# Directions for this task
With the entries below as the source, tally the lines that contain the string "Progresso" and give the number only.

Items from an interface collection
*** Begin section ***

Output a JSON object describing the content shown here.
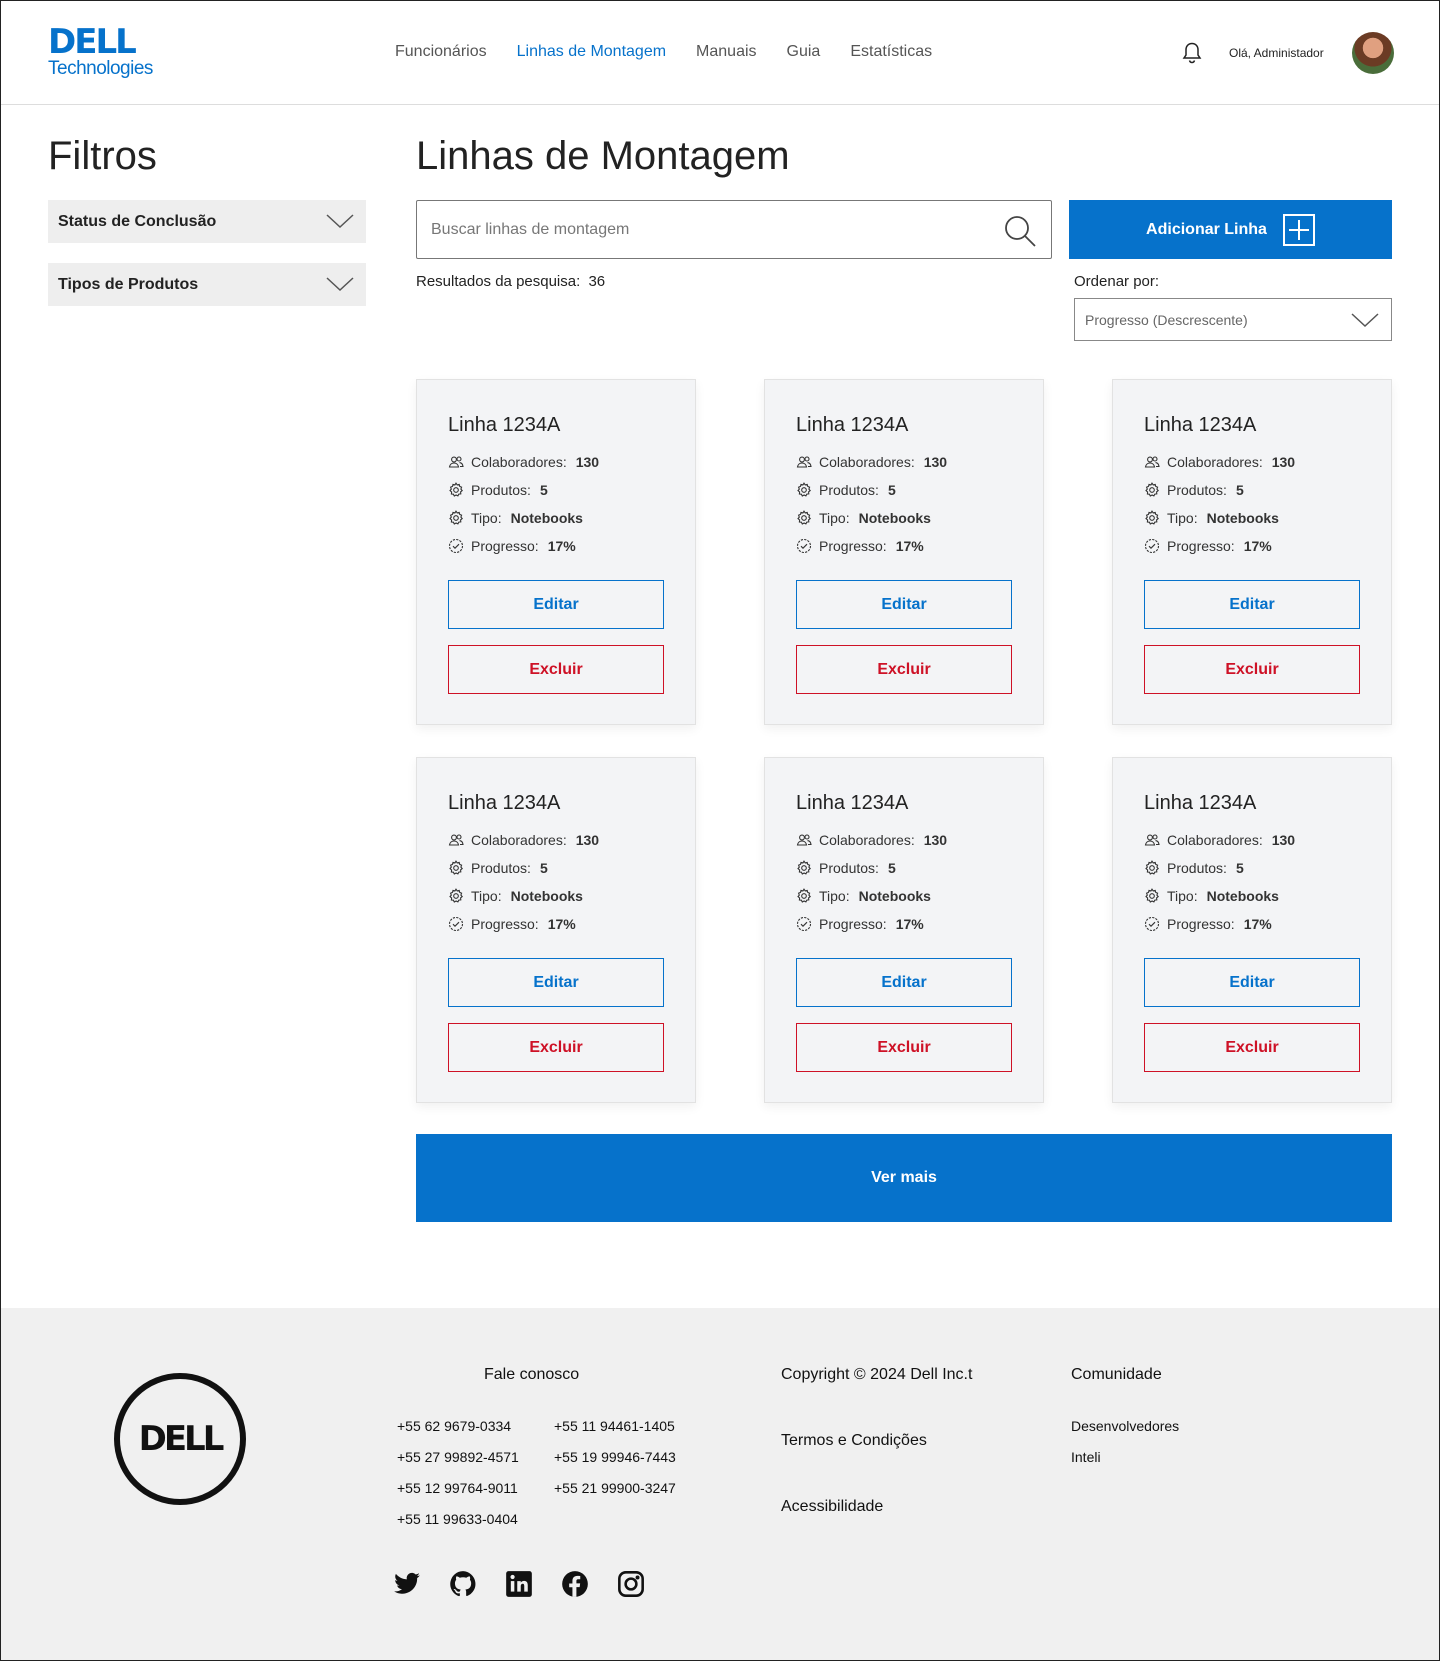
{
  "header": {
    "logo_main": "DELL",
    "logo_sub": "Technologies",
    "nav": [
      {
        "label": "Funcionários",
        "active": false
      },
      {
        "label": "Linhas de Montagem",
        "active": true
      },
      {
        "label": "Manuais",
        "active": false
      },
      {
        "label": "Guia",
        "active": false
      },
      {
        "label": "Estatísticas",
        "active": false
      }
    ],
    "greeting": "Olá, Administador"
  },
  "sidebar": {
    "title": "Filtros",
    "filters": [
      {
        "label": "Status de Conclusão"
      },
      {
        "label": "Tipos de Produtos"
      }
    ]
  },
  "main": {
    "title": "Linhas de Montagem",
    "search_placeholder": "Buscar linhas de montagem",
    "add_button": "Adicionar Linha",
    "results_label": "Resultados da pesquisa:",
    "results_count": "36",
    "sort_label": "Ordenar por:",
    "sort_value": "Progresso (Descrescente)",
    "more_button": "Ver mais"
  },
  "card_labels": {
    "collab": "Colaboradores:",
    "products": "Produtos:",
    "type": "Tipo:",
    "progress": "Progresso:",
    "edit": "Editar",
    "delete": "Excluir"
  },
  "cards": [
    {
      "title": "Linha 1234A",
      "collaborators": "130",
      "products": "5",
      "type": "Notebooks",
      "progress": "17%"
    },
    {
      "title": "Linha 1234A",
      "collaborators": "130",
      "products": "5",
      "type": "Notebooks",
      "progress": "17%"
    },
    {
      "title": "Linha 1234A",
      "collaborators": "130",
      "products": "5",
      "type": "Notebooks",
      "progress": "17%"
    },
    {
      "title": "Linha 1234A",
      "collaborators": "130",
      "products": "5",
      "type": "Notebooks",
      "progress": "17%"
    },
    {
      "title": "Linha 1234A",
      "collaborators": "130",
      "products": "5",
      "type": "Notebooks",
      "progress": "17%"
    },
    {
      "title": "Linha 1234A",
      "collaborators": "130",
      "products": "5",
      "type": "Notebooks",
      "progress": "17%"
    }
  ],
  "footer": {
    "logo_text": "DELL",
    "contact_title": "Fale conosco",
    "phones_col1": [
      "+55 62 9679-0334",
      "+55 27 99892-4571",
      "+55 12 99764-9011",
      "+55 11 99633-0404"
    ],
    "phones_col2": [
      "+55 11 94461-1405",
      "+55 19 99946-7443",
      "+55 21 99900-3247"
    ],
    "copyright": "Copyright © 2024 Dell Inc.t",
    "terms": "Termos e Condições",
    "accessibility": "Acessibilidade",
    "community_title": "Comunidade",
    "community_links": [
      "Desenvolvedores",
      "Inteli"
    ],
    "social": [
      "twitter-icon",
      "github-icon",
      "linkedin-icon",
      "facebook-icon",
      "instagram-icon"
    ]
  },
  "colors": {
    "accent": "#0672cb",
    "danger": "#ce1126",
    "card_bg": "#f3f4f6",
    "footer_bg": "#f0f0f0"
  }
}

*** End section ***
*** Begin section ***

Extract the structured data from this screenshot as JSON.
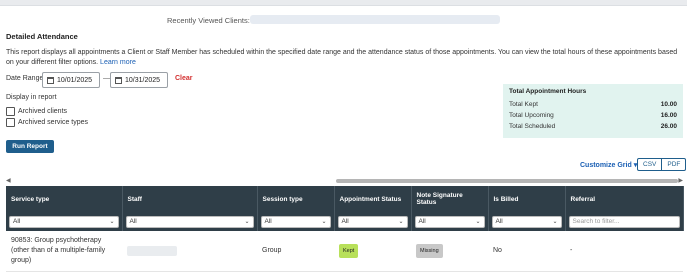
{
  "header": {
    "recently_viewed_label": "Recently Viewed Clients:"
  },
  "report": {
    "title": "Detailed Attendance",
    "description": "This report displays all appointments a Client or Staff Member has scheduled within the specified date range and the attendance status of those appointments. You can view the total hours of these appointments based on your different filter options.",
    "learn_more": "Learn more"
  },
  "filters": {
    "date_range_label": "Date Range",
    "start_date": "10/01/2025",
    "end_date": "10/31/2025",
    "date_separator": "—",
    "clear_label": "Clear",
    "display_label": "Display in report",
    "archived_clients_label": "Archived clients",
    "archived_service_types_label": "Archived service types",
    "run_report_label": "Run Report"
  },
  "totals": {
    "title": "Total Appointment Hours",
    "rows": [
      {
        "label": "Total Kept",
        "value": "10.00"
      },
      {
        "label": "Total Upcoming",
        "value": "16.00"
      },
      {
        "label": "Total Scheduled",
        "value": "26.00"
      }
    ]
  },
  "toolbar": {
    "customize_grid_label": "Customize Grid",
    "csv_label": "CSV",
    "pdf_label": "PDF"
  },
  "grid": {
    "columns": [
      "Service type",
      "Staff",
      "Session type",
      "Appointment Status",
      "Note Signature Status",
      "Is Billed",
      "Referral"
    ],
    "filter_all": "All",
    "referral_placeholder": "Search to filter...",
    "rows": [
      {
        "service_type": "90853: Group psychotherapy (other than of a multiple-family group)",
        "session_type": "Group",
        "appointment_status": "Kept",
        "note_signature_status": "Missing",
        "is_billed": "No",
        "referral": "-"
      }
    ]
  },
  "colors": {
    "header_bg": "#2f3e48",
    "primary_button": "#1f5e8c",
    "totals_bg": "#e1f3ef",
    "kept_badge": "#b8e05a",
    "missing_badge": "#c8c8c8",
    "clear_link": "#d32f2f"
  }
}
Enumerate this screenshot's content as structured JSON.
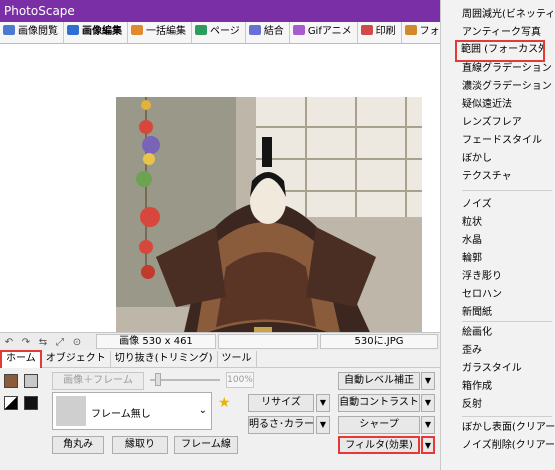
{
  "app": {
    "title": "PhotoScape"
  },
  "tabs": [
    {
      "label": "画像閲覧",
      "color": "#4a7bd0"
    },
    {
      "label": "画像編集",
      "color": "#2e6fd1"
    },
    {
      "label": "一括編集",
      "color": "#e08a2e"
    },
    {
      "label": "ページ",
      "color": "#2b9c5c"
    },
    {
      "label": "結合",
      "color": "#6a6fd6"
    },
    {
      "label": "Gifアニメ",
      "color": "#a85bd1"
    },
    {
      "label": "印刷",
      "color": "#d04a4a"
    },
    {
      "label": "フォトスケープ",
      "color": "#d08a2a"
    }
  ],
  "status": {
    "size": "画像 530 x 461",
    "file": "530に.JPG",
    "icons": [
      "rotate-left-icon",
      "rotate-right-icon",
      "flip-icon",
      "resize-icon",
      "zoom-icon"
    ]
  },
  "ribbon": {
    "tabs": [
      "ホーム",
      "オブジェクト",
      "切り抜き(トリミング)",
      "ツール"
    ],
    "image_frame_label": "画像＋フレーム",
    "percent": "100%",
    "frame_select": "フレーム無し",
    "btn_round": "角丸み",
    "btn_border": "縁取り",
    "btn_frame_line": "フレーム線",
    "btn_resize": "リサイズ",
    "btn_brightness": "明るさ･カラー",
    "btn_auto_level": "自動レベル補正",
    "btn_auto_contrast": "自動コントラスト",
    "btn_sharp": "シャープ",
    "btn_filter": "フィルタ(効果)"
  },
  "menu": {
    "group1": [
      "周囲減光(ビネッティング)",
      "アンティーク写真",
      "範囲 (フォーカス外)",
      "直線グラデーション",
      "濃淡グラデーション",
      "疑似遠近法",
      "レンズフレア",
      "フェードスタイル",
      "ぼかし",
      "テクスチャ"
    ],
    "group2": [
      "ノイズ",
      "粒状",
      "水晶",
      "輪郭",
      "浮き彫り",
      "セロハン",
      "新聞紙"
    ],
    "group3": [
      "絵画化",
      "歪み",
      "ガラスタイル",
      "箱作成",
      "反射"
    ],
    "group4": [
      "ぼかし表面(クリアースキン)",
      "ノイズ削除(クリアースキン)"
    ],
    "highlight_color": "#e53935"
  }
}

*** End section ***

# Result for this task
2